Work required: In this exercise, copy exactly the lines from the one that contains "Give me the" through the end of the entries below; pictures are not copied.

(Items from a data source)
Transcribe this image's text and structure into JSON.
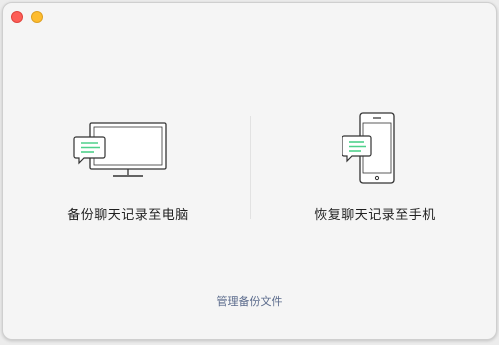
{
  "window": {
    "controls": [
      "close",
      "minimize"
    ]
  },
  "options": {
    "backup": {
      "label": "备份聊天记录至电脑",
      "icon": "monitor-chat-icon"
    },
    "restore": {
      "label": "恢复聊天记录至手机",
      "icon": "phone-chat-icon"
    }
  },
  "footer": {
    "manage_link": "管理备份文件"
  },
  "colors": {
    "accent_green": "#4fd18b",
    "link": "#5b6b8c",
    "close": "#fd5e57",
    "minimize": "#febc2e"
  }
}
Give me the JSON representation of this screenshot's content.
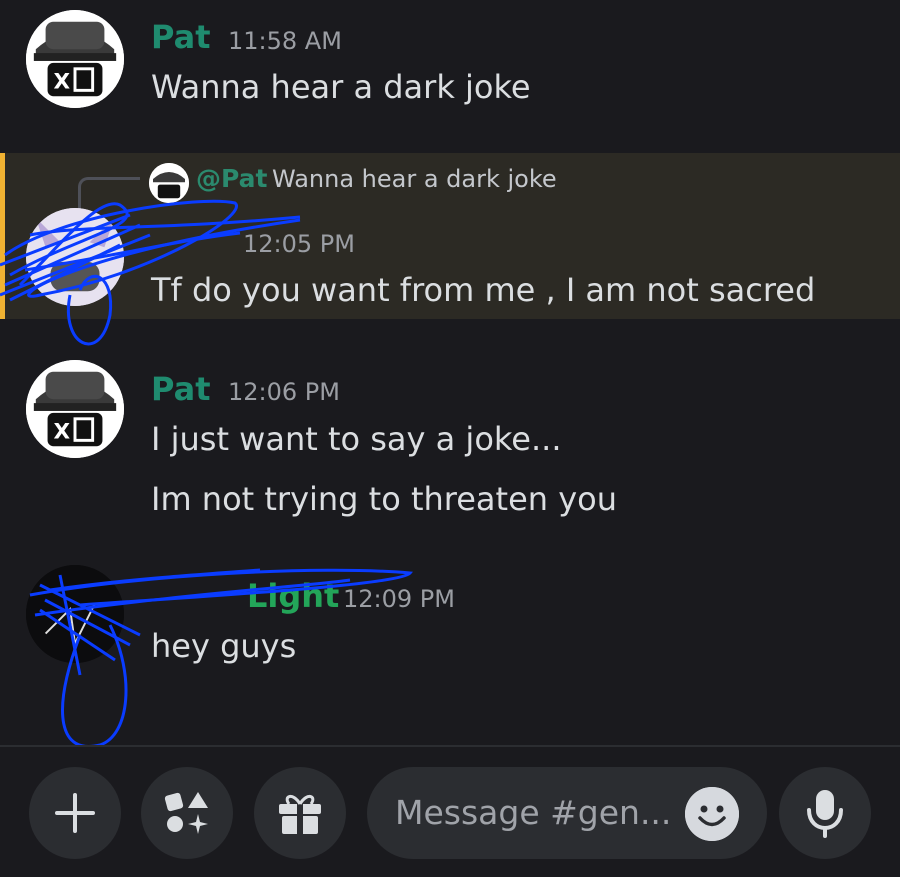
{
  "messages": [
    {
      "author": "Pat",
      "timestamp": "11:58 AM",
      "lines": [
        "Wanna hear a dark joke"
      ],
      "author_color": "#1f8b6f"
    },
    {
      "author": "",
      "timestamp": "12:05 PM",
      "lines": [
        "Tf do you want from me , I am not sacred"
      ],
      "reply": {
        "mention": "@Pat",
        "preview": "Wanna hear a dark joke"
      }
    },
    {
      "author": "Pat",
      "timestamp": "12:06 PM",
      "lines": [
        "I just want to say a joke...",
        "Im not trying to threaten you"
      ],
      "author_color": "#1f8b6f"
    },
    {
      "author": "Light",
      "timestamp": "12:09 PM",
      "lines": [
        "hey guys"
      ],
      "author_color": "#23a559"
    }
  ],
  "composer": {
    "placeholder": "Message #gen...",
    "buttons": [
      "plus-icon",
      "apps-icon",
      "gift-icon",
      "emoji-icon",
      "microphone-icon"
    ]
  },
  "colors": {
    "background": "#1a1a1e",
    "reply_highlight": "#2c2a24",
    "reply_accent": "#f0b232",
    "scribble": "#0a3cff"
  }
}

Result below:
Give me the JSON representation of this screenshot's content.
{
  "messages": [
    {
      "author": "Pat",
      "timestamp": "11:58 AM",
      "lines": [
        "Wanna hear a dark joke"
      ],
      "author_color": "#1f8b6f"
    },
    {
      "author": "",
      "timestamp": "12:05 PM",
      "lines": [
        "Tf do you want from me , I am not sacred"
      ],
      "reply": {
        "mention": "@Pat",
        "preview": "Wanna hear a dark joke"
      }
    },
    {
      "author": "Pat",
      "timestamp": "12:06 PM",
      "lines": [
        "I just want to say a joke...",
        "Im not trying to threaten you"
      ],
      "author_color": "#1f8b6f"
    },
    {
      "author": "Light",
      "timestamp": "12:09 PM",
      "lines": [
        "hey guys"
      ],
      "author_color": "#23a559"
    }
  ],
  "composer": {
    "placeholder": "Message #gen...",
    "buttons": [
      "plus-icon",
      "apps-icon",
      "gift-icon",
      "emoji-icon",
      "microphone-icon"
    ]
  },
  "colors": {
    "background": "#1a1a1e",
    "reply_highlight": "#2c2a24",
    "reply_accent": "#f0b232",
    "scribble": "#0a3cff"
  }
}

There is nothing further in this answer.